Hospitalized patients can be reluctant to report issues with their experiences, including breakdowns in care. The standard approach has been for hospital staff to wait for a patient to initiate a report of a problem, but a more proactive model may help detect and correct problems more efficiently, said Kimberly A. Fisher, MD, MSc, an associate professor of medicine at the University of Massachusetts Medical School and a pulmonary and critical care medicine physician at UMass Memorial Medical Center, both in Worcester, Mass.
In a study in which structured interviews were conducted with 979 hospitalized patients, published in 2017 by the Journal of Hospital Medicine, Dr. Fisher and colleagues found that nearly 40% believed they had experienced at least one breakdown in care, most frequently involving exchange of information and medications. To make it easier for patients to report such breakdowns, they developed the We Want to Know Program, which was implemented at one Baltimore hospital from June 2014 to May 2017.
How it works
As the program's name suggests, it encouraged patients to report any perceived problems in care delivery. Dedicated We Want to Know specialists performed active outreach, going to patients' rooms and asking about their stay. The specialists tried to determine whether there had been any breakdowns in care. “And then, if they identified a problem, they would want to understand what the impact of it had been on the patient and then would also take steps to immediately resolve the breakdown,” she said.
Other core features of the program were providing multiple channels for patients to report breakdowns themselves, including a website and a phone number, and using posters, cards, and digital displays to increase patient awareness, “with the goal of making patients and their families aware, No. 1, just that we want to know if there are problems, and then giving them venues by which they could speak up,” said Dr. Fisher.
Over the course of about three years, We Want to Know specialists interviewed 4,676 patients, and 822 (18%) reported a breakdown in care. Of these, 313 (38%) had not spoken with anyone at the hospital about the breakdown, and 547 (67%) described associated harm, according to results published in the May Joint Commission Journal on Quality and Patient Safety. In addition, there were 55 patient-initiated reports to the program, 41 (75%) of which reported a care breakdown.
These results suggest that hospitals that rely on patients to report are likely to miss many problems, said Dr. Fisher. “I think that the biggest takeaway was . . . the difference by an order of magnitude in the reports that we got through active outreach as compared to patient-initiated reporting,” she said. “That's not to say that the patient-initiated reporting venues aren't still valuable to have, because we did get reports that way, but it's really not enough.”

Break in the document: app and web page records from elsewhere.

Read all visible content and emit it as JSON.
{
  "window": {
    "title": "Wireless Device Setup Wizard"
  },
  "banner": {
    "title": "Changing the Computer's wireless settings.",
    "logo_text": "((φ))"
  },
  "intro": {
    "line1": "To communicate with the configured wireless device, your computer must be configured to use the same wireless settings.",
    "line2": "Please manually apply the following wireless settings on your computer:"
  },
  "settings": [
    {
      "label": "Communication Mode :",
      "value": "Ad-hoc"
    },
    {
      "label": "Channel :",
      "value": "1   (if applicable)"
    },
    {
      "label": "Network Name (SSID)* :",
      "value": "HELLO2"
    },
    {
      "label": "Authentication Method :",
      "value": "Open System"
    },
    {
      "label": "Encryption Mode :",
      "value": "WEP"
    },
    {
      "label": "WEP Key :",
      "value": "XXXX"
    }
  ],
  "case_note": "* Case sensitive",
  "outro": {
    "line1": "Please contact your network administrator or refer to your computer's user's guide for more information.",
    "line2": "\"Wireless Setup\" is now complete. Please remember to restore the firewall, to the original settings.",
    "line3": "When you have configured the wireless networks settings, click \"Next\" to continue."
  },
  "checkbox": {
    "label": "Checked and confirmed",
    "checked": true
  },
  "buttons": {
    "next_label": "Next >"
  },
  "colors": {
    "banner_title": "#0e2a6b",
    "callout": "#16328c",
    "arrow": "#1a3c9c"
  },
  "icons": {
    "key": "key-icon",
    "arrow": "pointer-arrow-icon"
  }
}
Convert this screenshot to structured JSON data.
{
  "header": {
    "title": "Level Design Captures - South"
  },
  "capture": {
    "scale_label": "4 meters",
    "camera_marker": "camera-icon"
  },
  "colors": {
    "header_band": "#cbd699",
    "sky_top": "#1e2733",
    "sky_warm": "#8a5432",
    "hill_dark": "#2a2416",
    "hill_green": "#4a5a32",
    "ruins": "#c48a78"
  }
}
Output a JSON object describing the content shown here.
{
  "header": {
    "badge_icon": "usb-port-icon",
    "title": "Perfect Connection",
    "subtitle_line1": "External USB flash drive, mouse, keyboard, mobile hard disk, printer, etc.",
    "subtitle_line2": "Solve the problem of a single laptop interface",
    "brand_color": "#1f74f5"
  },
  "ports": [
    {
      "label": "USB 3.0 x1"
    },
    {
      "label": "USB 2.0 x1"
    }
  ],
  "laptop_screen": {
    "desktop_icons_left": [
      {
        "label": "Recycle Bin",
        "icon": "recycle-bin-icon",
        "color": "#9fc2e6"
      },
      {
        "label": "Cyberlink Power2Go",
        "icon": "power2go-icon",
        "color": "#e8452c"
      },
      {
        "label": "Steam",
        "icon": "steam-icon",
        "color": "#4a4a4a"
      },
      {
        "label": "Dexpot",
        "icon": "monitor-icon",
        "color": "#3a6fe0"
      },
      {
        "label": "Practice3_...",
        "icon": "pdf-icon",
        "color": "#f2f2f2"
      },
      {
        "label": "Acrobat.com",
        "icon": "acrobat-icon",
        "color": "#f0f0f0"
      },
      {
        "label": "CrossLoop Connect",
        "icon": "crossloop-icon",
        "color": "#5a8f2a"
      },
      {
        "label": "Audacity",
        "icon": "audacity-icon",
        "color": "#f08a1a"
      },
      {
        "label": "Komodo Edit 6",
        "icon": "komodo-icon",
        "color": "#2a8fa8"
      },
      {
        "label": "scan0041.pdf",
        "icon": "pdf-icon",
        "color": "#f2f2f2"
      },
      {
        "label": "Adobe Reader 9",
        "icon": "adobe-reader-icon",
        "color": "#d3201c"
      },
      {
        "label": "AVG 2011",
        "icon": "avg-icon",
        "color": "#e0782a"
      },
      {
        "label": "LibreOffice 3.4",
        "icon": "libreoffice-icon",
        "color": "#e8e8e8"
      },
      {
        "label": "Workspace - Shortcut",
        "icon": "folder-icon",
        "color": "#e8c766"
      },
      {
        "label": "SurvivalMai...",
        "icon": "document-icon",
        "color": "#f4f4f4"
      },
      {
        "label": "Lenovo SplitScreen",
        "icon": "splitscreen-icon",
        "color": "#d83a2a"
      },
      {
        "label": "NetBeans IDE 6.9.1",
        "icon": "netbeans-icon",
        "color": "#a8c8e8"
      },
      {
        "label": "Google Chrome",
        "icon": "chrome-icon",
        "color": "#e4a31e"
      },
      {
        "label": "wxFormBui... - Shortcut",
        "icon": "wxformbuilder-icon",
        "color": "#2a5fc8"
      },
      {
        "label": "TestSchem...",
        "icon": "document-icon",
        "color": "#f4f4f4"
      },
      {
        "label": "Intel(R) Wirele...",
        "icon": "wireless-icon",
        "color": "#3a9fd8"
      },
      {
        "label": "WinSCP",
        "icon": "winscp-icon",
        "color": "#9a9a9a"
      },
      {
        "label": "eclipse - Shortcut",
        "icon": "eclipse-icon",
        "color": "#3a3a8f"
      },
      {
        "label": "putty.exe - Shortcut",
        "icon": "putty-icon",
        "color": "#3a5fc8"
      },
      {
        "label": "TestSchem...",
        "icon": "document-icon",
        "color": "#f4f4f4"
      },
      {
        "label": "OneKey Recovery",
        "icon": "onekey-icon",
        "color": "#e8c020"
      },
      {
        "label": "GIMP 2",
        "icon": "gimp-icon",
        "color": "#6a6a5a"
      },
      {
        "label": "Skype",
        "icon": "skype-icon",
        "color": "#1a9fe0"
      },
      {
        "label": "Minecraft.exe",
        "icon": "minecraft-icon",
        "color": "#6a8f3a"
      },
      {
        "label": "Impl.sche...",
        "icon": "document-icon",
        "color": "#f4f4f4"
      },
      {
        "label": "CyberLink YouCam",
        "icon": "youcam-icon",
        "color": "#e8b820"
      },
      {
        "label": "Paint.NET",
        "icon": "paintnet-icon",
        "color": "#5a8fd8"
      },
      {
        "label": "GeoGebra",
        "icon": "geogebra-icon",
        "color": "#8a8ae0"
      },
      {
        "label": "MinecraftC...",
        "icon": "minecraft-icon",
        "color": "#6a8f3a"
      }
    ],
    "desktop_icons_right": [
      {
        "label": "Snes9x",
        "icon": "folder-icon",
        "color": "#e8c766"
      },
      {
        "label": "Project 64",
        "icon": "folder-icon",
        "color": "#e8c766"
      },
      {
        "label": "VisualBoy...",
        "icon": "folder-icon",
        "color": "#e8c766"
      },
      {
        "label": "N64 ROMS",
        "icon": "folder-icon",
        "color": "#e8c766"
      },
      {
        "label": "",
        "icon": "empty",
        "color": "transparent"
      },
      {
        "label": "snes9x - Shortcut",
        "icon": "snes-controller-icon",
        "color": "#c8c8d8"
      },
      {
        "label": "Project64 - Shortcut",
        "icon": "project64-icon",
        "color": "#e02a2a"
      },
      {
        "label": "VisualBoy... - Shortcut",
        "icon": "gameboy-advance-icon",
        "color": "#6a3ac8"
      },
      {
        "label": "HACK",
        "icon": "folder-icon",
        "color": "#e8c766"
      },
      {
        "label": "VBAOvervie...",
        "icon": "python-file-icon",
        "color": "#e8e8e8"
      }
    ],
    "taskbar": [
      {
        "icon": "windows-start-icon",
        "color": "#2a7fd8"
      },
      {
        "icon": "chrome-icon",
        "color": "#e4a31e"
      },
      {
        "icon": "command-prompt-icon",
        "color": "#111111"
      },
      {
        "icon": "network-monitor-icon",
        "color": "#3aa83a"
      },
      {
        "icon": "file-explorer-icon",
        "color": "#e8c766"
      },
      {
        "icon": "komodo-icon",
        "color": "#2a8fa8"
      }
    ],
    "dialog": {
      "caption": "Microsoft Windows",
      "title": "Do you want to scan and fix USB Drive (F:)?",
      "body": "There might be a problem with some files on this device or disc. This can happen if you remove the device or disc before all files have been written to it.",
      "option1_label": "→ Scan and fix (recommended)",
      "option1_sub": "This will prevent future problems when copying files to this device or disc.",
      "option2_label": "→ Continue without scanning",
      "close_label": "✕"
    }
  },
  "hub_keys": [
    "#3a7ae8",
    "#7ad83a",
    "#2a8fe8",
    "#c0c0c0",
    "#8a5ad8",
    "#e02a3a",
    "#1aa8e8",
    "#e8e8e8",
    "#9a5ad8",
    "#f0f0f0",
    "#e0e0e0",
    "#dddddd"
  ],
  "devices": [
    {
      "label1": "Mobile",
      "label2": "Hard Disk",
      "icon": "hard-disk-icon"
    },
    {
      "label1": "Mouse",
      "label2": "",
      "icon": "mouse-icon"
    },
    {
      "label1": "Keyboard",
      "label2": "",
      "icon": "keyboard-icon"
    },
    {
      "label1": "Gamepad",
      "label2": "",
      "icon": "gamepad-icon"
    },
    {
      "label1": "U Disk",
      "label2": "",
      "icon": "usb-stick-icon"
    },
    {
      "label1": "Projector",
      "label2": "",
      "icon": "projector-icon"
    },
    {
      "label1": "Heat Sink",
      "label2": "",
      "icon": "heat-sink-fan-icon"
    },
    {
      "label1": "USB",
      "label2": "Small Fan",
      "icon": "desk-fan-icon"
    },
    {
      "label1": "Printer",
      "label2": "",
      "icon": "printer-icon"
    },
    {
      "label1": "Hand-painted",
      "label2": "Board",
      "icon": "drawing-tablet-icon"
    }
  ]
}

One challenge was the limited reach of the project's specialists. “Although the active outreach and going to patients and asking them if they have any problems is a much more effective way to find out if there are problems, it's resource intensive, and even with dedicating one individual to primarily do that, we reached a small fraction of the number of patients who actually come through that hospital,” said Dr. Fisher.
A more surprising obstacle was distributing the awareness campaign materials as external researchers, she added. “We thought the easy part would be getting the campaign out there and setting up the freestanding channels that patients could report breakdowns through, and it turned out that even just getting the We Want to Know posters up in all the patient rooms was more of an operational challenge than we anticipated,” Dr. Fisher said.
To deal with the problem of getting the program's specialists to patients, Dr. Fisher said one of her coauthors has advocated that physicians and nurses ask about breakdowns at the bedside. It's important for clinicians to be aware that patients frequently experience problems during hospitalization without disclosing them, Dr. Fisher said. “Those were some of the lessons that I took away and that are on my mind as I see patients,” she said.
The next task is to find other less resource-intensive ways to gather this information, Dr. Fisher said. “Our focus is really on the challenge of how do you learn about these breakdowns and make it easy for people to speak up about them, but be able to broaden the reach,” she said.